Why should this foundation be philamplified?
The Boston Foundation (TBF) once was a perceived leader among other large community foundations in the US for its policy of channeling resources to community-based organizations working to empower emerging leaders in Boston's communities of color and for policy change benefiting the lives of its many low income residents and neighborhoods. TBF seemingly has abandoned this approach in favor of promoting its own role as a "civic leader," most notably as the key policy and PR champion of charter school expansion not only in Boston but throughout Massachusetts. The TBF board, that once included representatives of community constituencies, now appears to be dominated by people from financial institutions and other successful economic sectors such as real estate.
This change of strategy may have strengthened the Foundation’s ability to attract funds from community elites but has left it with no apparent "equity" or social/economic justice framework for its grant making -- this in the city with the greatest income disparity of all US cities. Many Boston area organizations that once had an "open door" to engage with Foundation staff and board members about community needs and community-led solutions now find the door closed and dialogue impossible.
I would be glad to participate in preliminary research that would determine whether this view of the Foundation (which I also hold) is well-founded. If so, I think it would be a great service to the people of Boston for TBF to be "philamthropied." -- Guest

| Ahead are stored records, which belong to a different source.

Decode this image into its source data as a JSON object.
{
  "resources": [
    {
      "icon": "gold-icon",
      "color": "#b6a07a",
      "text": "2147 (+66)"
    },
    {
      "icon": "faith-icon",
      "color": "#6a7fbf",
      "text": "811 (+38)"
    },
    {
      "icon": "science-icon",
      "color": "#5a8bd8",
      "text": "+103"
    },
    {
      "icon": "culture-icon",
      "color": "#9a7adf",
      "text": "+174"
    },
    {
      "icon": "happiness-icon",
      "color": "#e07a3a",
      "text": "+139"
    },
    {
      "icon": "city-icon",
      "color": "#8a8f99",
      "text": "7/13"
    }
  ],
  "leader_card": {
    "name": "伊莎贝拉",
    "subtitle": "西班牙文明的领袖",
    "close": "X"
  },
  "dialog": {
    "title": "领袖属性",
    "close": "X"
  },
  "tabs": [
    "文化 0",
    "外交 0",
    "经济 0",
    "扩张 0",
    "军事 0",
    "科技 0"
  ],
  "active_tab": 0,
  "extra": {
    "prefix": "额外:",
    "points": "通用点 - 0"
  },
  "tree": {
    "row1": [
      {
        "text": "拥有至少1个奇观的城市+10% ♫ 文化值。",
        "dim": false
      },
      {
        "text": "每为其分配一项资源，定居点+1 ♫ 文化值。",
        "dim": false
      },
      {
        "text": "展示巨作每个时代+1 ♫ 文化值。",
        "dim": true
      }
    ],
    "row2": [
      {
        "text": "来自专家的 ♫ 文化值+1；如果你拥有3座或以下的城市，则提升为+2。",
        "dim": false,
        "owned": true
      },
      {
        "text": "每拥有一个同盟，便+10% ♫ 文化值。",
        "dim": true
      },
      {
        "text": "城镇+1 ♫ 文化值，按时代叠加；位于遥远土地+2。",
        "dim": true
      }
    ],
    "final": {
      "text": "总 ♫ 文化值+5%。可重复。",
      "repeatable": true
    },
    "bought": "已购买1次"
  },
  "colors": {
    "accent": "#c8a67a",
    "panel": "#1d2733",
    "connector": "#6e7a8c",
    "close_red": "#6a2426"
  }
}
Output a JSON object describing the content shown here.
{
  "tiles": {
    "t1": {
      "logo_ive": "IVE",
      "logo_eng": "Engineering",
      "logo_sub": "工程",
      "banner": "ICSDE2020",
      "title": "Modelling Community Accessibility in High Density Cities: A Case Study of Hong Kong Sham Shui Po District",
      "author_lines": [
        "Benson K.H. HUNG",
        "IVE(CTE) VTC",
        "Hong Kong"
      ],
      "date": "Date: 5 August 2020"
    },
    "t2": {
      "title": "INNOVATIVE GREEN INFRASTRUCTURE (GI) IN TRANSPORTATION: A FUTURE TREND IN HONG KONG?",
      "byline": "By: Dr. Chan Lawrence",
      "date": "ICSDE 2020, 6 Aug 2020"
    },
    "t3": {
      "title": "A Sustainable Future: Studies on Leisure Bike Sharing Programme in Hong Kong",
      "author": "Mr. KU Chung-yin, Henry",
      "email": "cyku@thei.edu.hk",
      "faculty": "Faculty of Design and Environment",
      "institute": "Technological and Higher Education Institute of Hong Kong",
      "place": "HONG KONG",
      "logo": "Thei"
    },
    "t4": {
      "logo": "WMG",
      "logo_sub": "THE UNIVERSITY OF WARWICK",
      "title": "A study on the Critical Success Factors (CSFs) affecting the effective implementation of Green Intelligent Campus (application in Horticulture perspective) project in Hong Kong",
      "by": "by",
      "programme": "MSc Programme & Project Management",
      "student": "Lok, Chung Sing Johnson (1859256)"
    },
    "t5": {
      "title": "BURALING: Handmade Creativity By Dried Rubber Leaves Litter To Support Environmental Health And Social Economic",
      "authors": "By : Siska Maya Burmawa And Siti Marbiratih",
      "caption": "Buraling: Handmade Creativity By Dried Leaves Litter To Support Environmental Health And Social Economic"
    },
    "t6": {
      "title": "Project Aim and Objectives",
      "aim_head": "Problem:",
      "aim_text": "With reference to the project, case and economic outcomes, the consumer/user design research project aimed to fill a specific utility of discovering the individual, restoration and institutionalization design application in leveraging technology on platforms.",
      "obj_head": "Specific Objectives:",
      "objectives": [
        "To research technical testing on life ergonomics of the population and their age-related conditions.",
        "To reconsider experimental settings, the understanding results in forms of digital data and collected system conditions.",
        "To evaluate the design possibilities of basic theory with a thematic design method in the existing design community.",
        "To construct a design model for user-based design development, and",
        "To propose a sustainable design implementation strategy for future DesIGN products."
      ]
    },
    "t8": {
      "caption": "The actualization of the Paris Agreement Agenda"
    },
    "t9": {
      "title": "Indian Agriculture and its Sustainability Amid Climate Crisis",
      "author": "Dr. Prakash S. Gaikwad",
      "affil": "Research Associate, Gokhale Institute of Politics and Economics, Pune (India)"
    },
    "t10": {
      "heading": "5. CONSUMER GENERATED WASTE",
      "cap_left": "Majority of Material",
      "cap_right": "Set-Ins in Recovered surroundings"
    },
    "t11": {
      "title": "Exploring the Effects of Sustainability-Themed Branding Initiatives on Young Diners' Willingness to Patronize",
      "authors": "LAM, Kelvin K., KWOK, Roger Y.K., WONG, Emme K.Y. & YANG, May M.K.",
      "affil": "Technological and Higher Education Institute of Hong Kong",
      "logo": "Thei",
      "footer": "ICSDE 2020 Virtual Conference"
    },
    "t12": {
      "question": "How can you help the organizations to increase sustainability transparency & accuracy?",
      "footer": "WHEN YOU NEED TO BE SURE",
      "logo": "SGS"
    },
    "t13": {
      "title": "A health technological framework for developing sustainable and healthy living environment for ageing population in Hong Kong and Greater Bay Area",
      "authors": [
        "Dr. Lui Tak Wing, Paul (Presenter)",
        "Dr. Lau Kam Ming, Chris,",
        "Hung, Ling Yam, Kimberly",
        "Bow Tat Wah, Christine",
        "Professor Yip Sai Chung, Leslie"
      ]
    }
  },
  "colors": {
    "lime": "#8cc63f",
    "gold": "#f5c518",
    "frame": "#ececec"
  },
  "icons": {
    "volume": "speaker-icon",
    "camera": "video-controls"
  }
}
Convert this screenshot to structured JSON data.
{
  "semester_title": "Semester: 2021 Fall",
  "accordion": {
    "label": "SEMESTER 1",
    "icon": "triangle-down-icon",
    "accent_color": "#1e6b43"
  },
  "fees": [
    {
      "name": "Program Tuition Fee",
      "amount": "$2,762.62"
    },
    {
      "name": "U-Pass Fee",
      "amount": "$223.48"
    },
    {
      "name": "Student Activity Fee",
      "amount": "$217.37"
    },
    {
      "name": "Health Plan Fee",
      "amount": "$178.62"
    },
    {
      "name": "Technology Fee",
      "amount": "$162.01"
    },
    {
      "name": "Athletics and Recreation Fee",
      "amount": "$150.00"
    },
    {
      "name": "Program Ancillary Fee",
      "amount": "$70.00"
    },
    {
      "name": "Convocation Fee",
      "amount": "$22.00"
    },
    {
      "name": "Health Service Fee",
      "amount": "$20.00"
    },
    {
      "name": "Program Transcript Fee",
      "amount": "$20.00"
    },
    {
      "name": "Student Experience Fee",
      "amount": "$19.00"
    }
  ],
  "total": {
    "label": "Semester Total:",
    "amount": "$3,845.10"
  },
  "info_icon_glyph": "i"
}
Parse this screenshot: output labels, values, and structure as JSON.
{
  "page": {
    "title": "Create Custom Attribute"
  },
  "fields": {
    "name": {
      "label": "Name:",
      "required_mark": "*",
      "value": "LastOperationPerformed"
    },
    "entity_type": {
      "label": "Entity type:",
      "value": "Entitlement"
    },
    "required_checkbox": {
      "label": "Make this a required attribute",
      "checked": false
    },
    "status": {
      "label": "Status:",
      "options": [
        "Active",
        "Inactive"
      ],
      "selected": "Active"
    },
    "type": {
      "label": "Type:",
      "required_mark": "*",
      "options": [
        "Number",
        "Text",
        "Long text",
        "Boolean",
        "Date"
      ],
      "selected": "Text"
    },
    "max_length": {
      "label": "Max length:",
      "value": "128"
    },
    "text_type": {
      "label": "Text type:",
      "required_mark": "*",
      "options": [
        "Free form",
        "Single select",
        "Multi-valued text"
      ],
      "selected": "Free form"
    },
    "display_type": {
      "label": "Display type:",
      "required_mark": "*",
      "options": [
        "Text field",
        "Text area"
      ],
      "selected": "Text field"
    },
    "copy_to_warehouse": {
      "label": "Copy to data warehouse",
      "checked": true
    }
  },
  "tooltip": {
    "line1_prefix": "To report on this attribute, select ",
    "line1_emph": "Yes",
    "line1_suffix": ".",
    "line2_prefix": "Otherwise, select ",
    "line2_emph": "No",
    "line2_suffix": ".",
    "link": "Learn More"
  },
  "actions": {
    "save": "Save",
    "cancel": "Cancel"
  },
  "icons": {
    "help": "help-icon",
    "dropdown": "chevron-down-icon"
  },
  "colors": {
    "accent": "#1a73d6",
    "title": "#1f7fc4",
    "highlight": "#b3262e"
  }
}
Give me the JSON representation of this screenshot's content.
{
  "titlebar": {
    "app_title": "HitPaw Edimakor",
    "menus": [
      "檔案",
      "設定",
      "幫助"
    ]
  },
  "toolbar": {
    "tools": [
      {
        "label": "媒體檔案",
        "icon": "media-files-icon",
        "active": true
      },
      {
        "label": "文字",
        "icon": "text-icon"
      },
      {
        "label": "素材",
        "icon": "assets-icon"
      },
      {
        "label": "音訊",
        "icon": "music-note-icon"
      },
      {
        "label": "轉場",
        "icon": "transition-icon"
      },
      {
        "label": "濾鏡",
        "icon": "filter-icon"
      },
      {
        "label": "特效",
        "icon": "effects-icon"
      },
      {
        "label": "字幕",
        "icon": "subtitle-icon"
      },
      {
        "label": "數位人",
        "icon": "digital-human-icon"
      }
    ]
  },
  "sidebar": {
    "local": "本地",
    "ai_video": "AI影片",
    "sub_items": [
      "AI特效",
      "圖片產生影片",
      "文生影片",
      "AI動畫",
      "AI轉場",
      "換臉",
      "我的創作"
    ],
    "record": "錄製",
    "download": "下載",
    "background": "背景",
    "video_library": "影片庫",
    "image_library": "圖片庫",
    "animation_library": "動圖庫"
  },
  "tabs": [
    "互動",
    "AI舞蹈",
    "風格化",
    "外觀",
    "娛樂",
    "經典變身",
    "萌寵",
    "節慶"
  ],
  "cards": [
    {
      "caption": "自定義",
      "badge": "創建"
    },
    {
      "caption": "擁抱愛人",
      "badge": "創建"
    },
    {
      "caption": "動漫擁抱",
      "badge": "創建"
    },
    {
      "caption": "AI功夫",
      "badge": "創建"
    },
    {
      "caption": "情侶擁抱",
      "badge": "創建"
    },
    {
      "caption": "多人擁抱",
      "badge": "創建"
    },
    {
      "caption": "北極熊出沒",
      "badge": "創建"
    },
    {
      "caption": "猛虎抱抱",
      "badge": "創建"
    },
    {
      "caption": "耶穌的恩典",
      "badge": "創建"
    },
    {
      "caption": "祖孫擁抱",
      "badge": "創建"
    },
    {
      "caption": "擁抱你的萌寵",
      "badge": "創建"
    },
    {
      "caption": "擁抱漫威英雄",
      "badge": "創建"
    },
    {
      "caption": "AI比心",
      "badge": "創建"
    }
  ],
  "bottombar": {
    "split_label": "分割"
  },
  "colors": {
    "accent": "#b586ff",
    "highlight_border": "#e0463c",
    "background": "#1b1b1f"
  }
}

According to its website, The Boston Foundation “devotes its resources to building and sustaining a vital, prosperous city and region, where justice and opportunity are extended to everyone.”